Chuck DeVore is the vice president of national initiatives at the Foundation. He writes about the economy and how energy, tax and regulatory policies influence general prosperity, and he frequently appears on Fox News. He also guides the Foundation’s growing national work in criminal justice reform. He authored the book The Texas Model: Prosperity in the Lone Star State and Lessons for America.
The 27 states with the lightest tax burden on individuals continued to add jobs at double the rate of the 23 states with higher taxes since the federal tax cut was signed into law in December 2017. This, according to new state-level employment numbers released by the U.S. Bureau of Labor Statistics.
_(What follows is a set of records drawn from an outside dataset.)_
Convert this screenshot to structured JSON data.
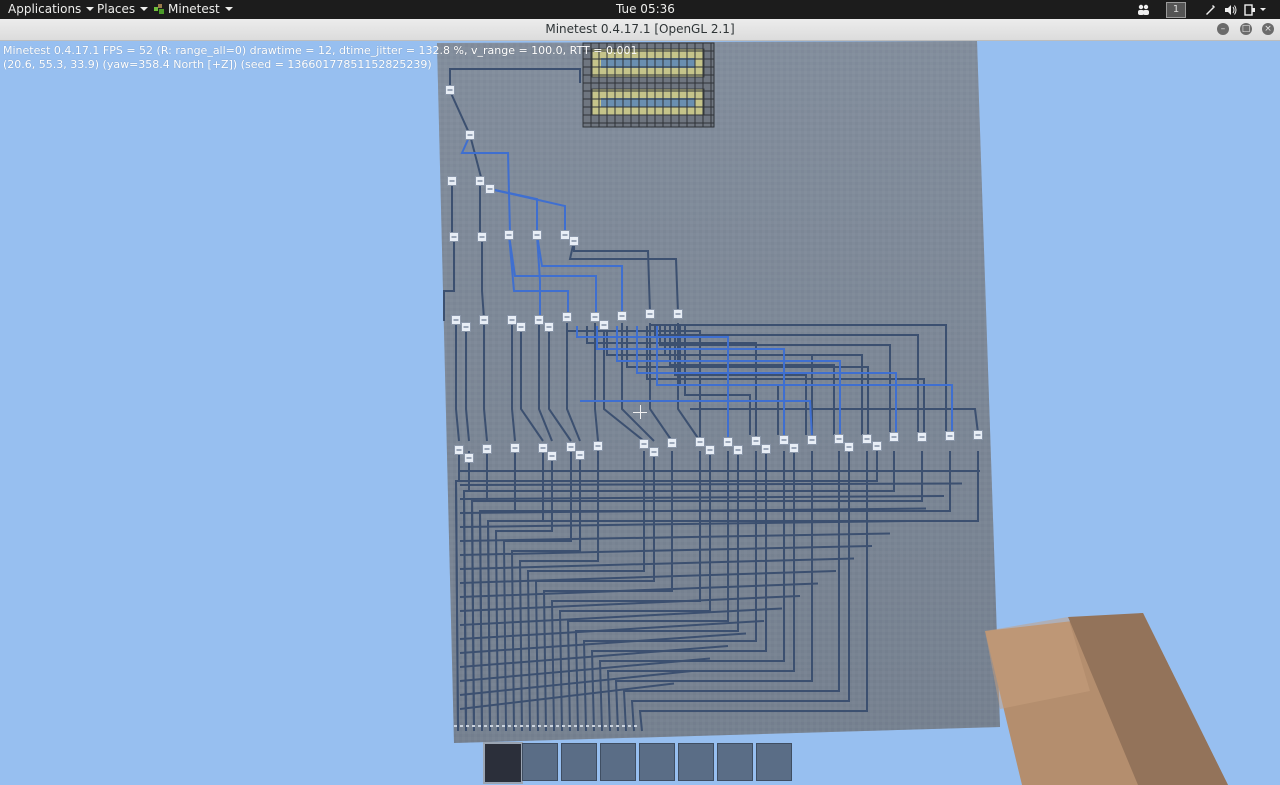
{
  "topbar": {
    "applications": "Applications",
    "places": "Places",
    "app_menu": "Minetest",
    "clock": "Tue 05:36",
    "workspace": "1",
    "tray_icons": [
      "people-icon",
      "workspace-indicator",
      "pen-icon",
      "volume-icon",
      "power-icon"
    ]
  },
  "window": {
    "title": "Minetest 0.4.17.1 [OpenGL 2.1]",
    "buttons": [
      "minimize-icon",
      "maximize-icon",
      "close-icon"
    ]
  },
  "hud": {
    "debug_line1": "Minetest 0.4.17.1 FPS = 52 (R: range_all=0) drawtime = 12, dtime_jitter = 132.8 %, v_range = 100.0, RTT = 0.001",
    "debug_line2": "(20.6, 55.3, 33.9) (yaw=358.4 North [+Z]) (seed = 13660177851152825239)",
    "hotbar_slots": 8,
    "selected_slot": 1
  },
  "colors": {
    "sky": "#97bff0",
    "stone": "#7f8a99",
    "wire_dark": "#3c5070",
    "wire_blue": "#3f6fd0",
    "node": "#e8eef6",
    "hand": "#b7906f",
    "panel": "#1c1c1c"
  }
}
The Tax Cuts and Jobs Act cut taxes for most Americans, but in high-tax states, many higher income individuals received a smaller tax cut than similarly situated peers in low-tax states, such as Texas or Florida. This is because the new tax law limited state and local tax (SALT) deductions to $10,000 per filing household. Limiting SALT deductions had an economic effect analogous to changing the tax code in all 50 states at once.
From December 2017 through last month, the 27 low-tax states grew their private sector payrolls by 3.90%. In the 23 high-tax states growth was only 1.86%. Low-tax states had a 109% advantage in the rate of private sector job growth over high-tax states.
In late September, a federal judge threw out a lawsuit against the Trump tax cut. The case, State of New York, et al v. Steven T. Mnuchin, contested the constitutionality of the $10,000 limit per filing household on state and local tax (SALT) deductions. New York’s Democratic Gov. Andrew Cuomo had previously complained that “The elimination of the SALT deduction (state and local tax) was an economic attack on Democratic states.”
In related state tax developments, The Tax Foundation, an independent tax policy nonprofit founded in 1937, issued its 2020 State Business Tax Climate Index today. This annual index analyzes state tax policy towards both small businesses, most often operated as sole proprietorships where the owners pay individual income taxes, as well as corporations. As a result, it looks at five separate taxes that constitute almost all of most business’ tax burden: corporate taxes, individual income taxes, sales taxes, property taxes, and unemployment insurance taxes.
Generally, the states that rank well in the Tax Foundation’s business tax survey have higher employment growth than the states that rank poorly. The average private sector job growth since the Tax Cuts and Jobs Act was went into effect in December 2017 was 3.4% for the ten highest rated states in the Tax Foundation index: Wyoming, South Dakota, Alaska, Florida, Montana, New Hampshire, Nevada, Oregon, Utah and Indiana. The ten lowest rated states—Louisiana, Iowa, Maryland, Vermont, Minnesota, Arkansas, Connecticut, California, New York, and New Jersey—saw their private sector payrolls expand by 1.5%, less than half as fast on average.
Many factors go into employment growth, including tax rates and policy, the regulatory burden, the lawsuit climate, labor and land costs, availability of skilled labor, infrastructure as well as interest rates and international trade. All things being equal, taxes do matter, especially over the long term, in determining where job-creating dollars flow.